Great Grey Owls are the tallest North American owls standing 24 to 33 inches high and having a wingspan of 54 to 60 inches. Although, they are large birds, Great Horned Owls and Snowy Owls are heavier by weight. Their feathering is ash-grey and they have seemingly small yellow eyes and a yellow beak. They can be easily recognized by their large facial disks which are patterned with grey concentric rings. They also have white markings on either side of a black strip near the bottom edge of their facial disk which is often referred to as a “white moustache and black bowtie”. These owls inhabit tundra areas and dense coniferous forests as far north as Alaska, south to the Sierra Nevada Mountains of California, and throughout Canada.
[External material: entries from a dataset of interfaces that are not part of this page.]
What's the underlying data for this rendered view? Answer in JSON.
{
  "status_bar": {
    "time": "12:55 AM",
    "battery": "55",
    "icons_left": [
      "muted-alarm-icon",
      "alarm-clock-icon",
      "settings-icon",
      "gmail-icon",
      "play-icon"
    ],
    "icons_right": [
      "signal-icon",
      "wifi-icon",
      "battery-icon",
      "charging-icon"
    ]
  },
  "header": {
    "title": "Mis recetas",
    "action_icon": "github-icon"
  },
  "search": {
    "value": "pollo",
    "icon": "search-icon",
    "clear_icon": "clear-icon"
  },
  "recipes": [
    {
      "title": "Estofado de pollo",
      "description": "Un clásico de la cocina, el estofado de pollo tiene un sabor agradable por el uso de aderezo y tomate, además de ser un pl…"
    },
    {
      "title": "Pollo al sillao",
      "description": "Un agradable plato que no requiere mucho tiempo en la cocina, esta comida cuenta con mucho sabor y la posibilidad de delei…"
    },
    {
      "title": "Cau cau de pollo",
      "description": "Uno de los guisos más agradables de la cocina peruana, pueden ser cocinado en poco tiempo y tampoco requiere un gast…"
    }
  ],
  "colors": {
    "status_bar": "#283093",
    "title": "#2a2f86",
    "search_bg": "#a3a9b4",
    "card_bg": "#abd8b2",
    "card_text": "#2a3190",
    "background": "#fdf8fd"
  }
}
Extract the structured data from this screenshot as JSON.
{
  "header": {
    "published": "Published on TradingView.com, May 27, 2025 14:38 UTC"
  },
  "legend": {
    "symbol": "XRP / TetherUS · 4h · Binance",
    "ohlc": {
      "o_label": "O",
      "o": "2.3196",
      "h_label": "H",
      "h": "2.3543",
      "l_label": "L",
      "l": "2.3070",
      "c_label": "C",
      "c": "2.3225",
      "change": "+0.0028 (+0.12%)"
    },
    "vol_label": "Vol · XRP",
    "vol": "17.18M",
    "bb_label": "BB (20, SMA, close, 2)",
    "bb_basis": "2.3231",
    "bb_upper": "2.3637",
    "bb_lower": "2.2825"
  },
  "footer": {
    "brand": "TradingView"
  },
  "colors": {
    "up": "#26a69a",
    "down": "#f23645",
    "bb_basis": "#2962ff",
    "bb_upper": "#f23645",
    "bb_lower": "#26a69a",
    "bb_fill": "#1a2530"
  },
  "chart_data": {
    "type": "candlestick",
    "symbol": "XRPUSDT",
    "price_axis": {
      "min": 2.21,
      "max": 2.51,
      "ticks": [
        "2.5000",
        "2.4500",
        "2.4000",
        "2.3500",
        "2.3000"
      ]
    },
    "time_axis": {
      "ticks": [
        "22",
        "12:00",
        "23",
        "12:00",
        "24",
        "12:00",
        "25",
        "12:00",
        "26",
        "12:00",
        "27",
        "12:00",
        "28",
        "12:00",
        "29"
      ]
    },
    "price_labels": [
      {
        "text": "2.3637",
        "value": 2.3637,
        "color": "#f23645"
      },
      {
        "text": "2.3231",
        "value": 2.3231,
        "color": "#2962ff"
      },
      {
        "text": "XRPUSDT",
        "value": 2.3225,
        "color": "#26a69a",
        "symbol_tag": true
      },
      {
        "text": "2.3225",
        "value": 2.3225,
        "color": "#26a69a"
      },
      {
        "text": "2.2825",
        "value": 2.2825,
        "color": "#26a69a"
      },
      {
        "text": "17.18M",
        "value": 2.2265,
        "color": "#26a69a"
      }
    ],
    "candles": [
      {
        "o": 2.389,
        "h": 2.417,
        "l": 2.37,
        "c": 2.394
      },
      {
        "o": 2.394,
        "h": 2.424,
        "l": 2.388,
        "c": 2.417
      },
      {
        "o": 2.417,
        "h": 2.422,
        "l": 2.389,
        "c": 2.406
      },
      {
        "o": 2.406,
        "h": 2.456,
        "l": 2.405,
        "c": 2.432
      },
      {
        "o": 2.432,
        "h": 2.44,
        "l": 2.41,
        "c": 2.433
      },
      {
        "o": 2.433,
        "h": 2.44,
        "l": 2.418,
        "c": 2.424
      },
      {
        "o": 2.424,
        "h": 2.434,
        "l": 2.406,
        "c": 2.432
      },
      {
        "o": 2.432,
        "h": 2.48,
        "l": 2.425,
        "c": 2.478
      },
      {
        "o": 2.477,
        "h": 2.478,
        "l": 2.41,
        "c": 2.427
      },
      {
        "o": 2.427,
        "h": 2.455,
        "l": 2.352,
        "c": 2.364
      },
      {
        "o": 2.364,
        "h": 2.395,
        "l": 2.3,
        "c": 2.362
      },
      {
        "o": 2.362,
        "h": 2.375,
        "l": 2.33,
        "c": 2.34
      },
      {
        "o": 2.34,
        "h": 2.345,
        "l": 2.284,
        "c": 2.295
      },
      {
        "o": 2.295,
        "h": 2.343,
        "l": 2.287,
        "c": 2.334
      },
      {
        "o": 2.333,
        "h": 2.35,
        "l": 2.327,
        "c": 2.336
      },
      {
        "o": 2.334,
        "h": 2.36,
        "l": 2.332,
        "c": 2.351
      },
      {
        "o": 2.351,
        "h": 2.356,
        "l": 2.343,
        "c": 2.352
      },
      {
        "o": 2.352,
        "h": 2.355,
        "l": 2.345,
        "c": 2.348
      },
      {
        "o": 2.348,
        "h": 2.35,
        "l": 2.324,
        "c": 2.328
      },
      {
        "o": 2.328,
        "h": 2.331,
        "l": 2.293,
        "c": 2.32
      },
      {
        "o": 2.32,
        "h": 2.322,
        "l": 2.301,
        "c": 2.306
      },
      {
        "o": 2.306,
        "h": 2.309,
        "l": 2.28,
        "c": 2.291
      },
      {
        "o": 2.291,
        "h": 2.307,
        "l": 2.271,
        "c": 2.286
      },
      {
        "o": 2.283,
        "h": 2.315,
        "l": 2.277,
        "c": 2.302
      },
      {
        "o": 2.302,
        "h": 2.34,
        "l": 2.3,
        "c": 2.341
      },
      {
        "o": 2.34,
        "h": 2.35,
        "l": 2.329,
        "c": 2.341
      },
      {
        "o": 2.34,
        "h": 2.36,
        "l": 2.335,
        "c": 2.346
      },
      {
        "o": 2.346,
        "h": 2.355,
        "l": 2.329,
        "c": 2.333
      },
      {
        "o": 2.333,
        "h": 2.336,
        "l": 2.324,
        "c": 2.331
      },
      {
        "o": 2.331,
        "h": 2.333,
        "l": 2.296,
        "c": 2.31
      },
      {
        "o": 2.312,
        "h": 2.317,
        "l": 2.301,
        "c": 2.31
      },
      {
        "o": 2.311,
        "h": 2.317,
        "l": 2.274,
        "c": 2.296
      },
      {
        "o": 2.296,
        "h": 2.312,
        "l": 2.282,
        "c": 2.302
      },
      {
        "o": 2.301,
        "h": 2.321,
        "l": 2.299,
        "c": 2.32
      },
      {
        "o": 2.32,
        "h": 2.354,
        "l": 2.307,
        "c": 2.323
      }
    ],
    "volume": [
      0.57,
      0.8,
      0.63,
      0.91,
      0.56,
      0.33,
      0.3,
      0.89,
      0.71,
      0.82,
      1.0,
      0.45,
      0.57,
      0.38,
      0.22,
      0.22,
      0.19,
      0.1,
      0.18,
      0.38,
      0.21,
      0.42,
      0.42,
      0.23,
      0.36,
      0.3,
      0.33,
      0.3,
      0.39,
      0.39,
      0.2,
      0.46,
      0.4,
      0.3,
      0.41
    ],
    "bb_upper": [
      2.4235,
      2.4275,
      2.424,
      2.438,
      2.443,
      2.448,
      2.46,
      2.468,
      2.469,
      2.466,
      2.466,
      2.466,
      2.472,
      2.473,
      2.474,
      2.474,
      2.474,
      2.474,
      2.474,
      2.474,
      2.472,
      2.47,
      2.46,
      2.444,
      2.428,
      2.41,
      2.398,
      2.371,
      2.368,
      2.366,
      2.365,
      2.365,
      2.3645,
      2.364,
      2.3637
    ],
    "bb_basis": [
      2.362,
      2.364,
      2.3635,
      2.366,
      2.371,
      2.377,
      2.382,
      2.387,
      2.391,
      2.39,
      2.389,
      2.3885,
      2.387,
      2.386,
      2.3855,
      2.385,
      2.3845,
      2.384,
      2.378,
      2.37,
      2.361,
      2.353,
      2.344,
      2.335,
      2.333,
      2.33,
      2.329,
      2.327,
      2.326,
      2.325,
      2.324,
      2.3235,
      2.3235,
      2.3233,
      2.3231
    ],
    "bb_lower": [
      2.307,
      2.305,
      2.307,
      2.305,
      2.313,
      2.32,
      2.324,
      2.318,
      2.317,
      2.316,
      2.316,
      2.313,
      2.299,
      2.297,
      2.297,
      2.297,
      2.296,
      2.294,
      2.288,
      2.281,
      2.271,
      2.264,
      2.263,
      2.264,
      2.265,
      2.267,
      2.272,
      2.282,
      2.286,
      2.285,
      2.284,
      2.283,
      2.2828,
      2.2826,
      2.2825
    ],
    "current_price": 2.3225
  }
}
Great Grey Owls have excellent hearing and can accurately locate and catch their prey even if the rodent they want is under 18 inches of snow. They prefer to hunt mice, voles and other small rodents, although they will occasionally take birds or other small prey. 

Great Grey Owls generally breed in the late winter and use the abandoned nest of hawks and crows at the tops of broken trees in which to lay their eggs. Two to five eggs can be laid in March to June depending on the climate. These eggs are then incubated for about 29 days until the fluffy grey owlets hatch. Both parents take part in raising the young by bringing food to the nest and feeding the owlets. Owlets remain in the nest for three to four weeks until they start to feather out.

Washington State University